* [DATA]
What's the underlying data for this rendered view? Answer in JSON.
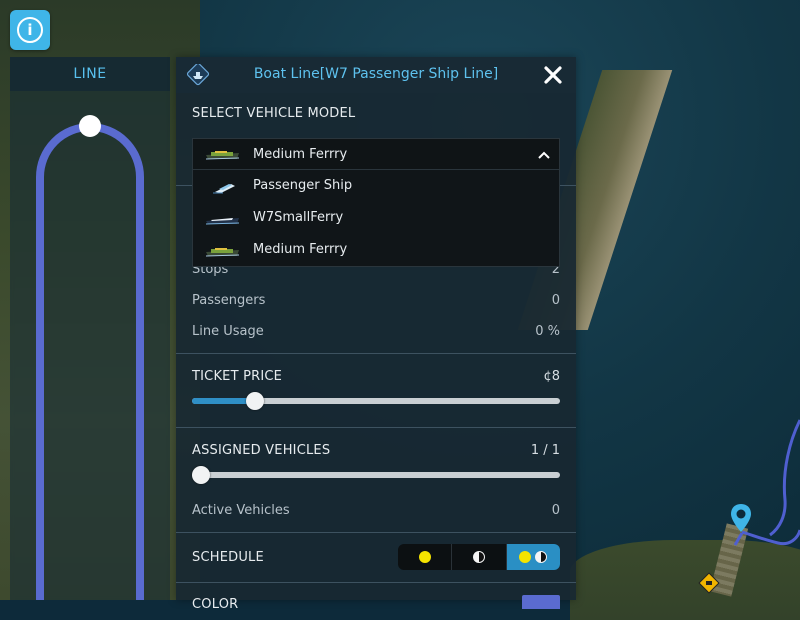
{
  "panel": {
    "title": "Boat Line[W7 Passenger Ship Line]",
    "icon": "boat-line-icon",
    "close_icon": "close-icon"
  },
  "line_panel": {
    "header": "LINE",
    "line_color": "#5a6bd0"
  },
  "vehicle_model": {
    "label": "SELECT VEHICLE MODEL",
    "selected": "Medium Ferrry",
    "options": [
      {
        "label": "Passenger Ship",
        "icon": "passenger-ship-icon"
      },
      {
        "label": "W7SmallFerry",
        "icon": "small-ferry-icon"
      },
      {
        "label": "Medium Ferrry",
        "icon": "medium-ferry-icon"
      }
    ]
  },
  "stats": {
    "stops_label": "Stops",
    "stops_value": "2",
    "passengers_label": "Passengers",
    "passengers_value": "0",
    "usage_label": "Line Usage",
    "usage_value": "0 %"
  },
  "ticket_price": {
    "label": "TICKET PRICE",
    "value": "¢8",
    "slider_fraction": 0.17
  },
  "assigned_vehicles": {
    "label": "ASSIGNED VEHICLES",
    "value": "1 / 1",
    "slider_fraction": 0.0,
    "active_label": "Active Vehicles",
    "active_value": "0"
  },
  "schedule": {
    "label": "SCHEDULE",
    "options": [
      "day",
      "night",
      "day-and-night"
    ],
    "selected": "day-and-night"
  },
  "color": {
    "label": "COLOR",
    "value": "#5a6bd0"
  },
  "colors": {
    "accent": "#5ec2ef",
    "selected_tab": "#2a8fc4",
    "info_button": "#3fb5e8",
    "route": "#4f5fd0"
  }
}
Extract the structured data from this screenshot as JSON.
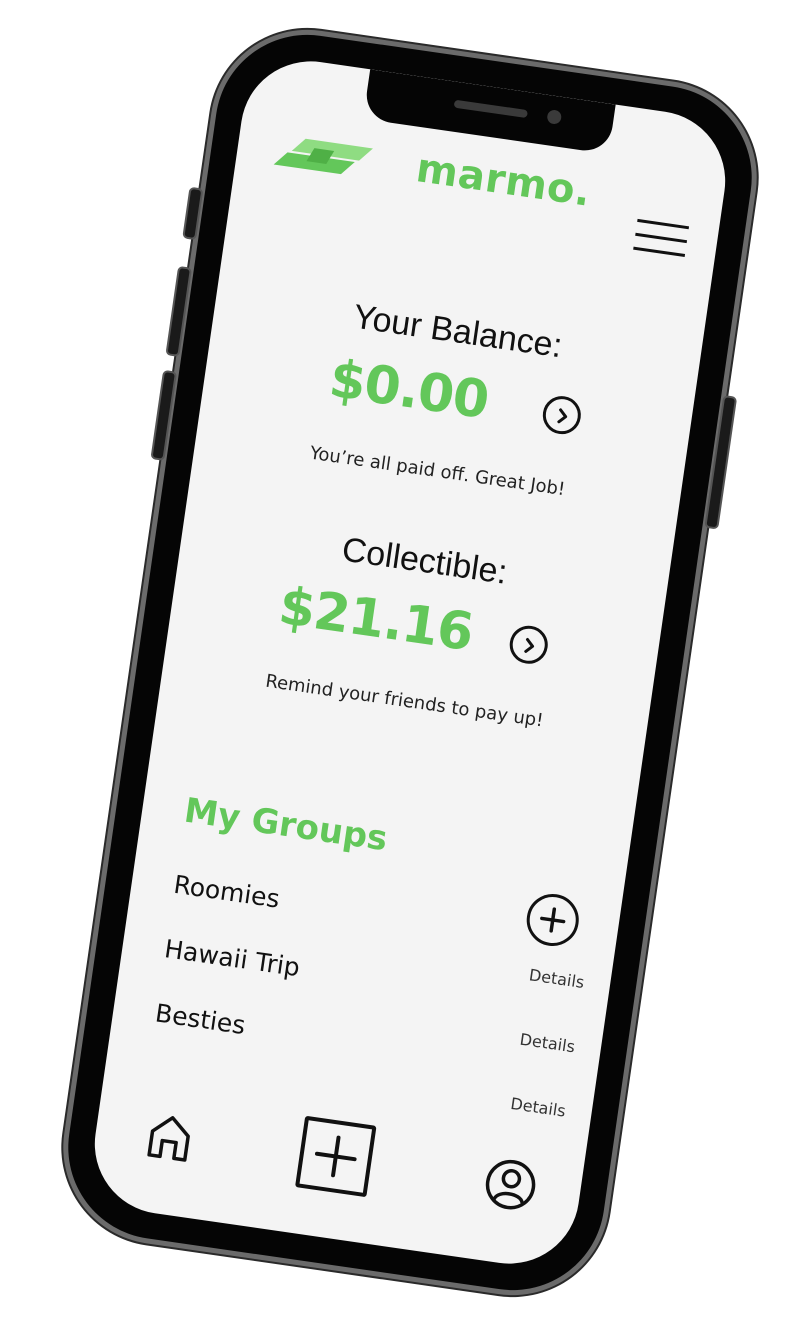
{
  "app": {
    "brand": "marmo."
  },
  "balance": {
    "heading": "Your Balance:",
    "amount": "$0.00",
    "message": "You’re all paid off. Great Job!"
  },
  "collectible": {
    "heading": "Collectible:",
    "amount": "$21.16",
    "message": "Remind your friends to pay up!"
  },
  "groups": {
    "title": "My Groups",
    "items": [
      {
        "name": "Roomies",
        "details_label": "Details"
      },
      {
        "name": "Hawaii Trip",
        "details_label": "Details"
      },
      {
        "name": "Besties",
        "details_label": "Details"
      }
    ]
  },
  "colors": {
    "accent": "#63c75a",
    "screen_bg": "#f4f4f4",
    "frame": "#050505"
  },
  "icons": {
    "menu": "hamburger-icon",
    "balance_go": "chevron-right-icon",
    "collectible_go": "chevron-right-icon",
    "add_group": "plus-circle-icon",
    "nav_home": "home-icon",
    "nav_add": "plus-square-icon",
    "nav_profile": "user-circle-icon"
  }
}
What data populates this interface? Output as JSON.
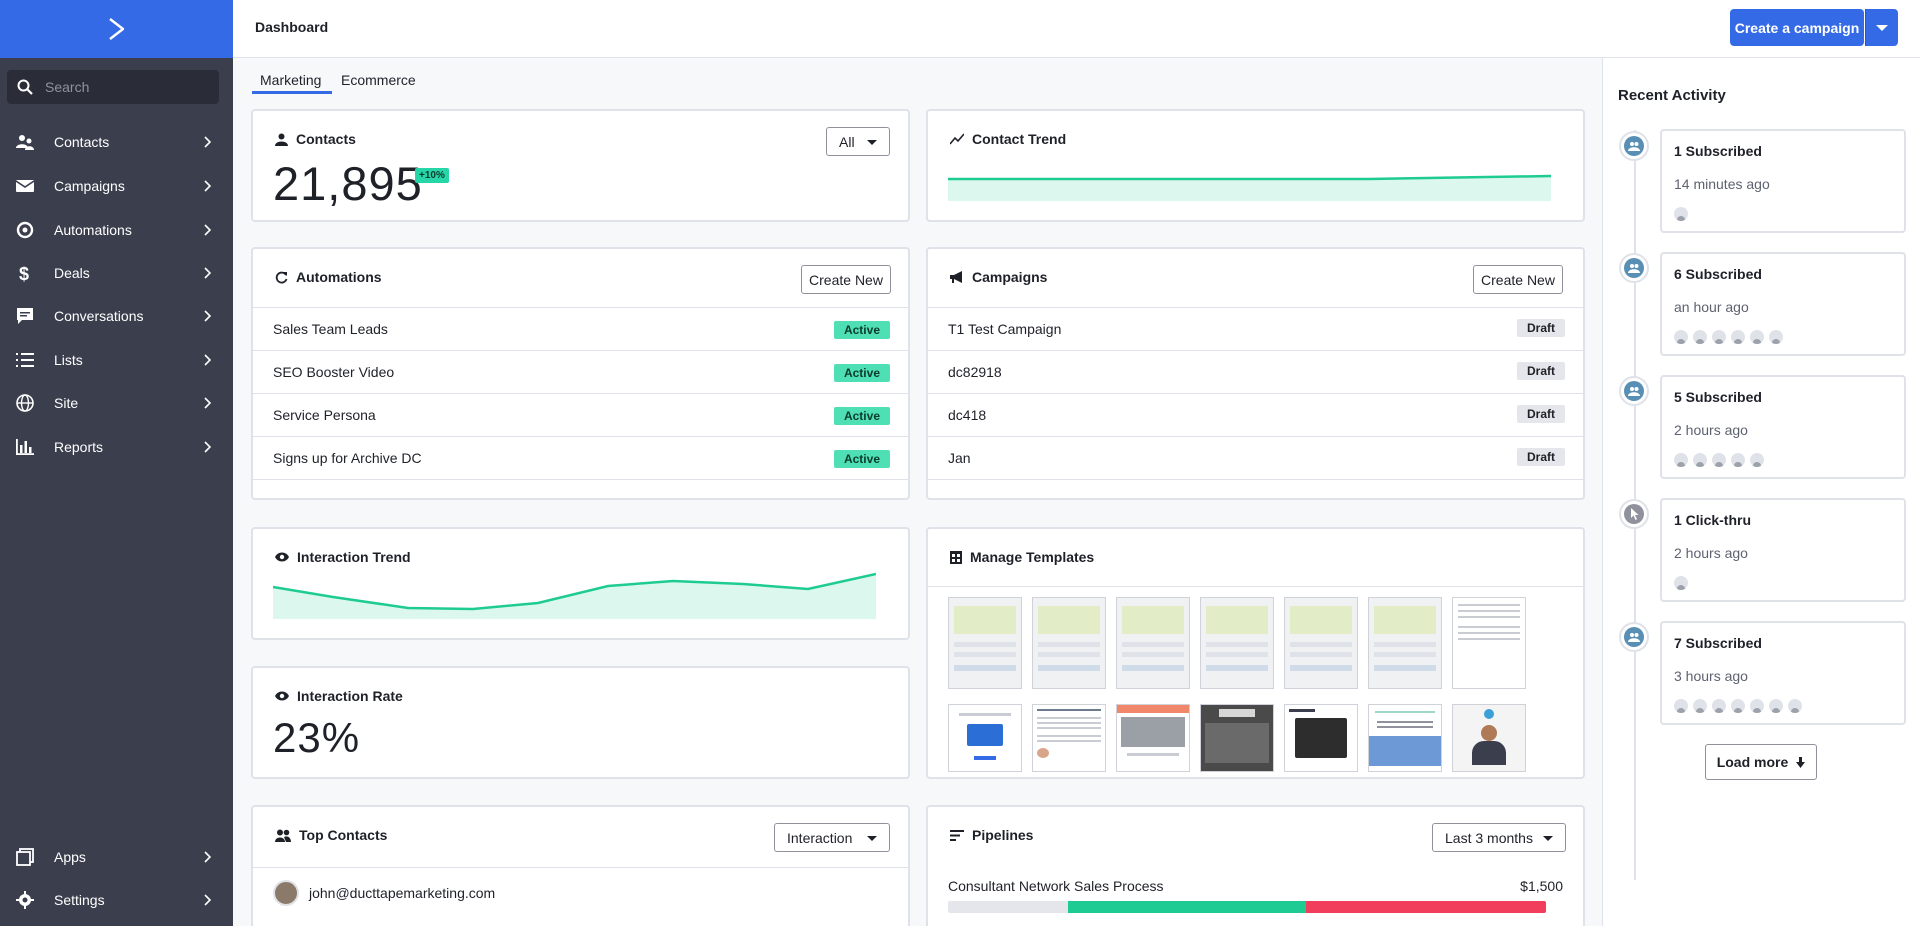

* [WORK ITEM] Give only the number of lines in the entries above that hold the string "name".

* [EXPECTED ANSWER] 3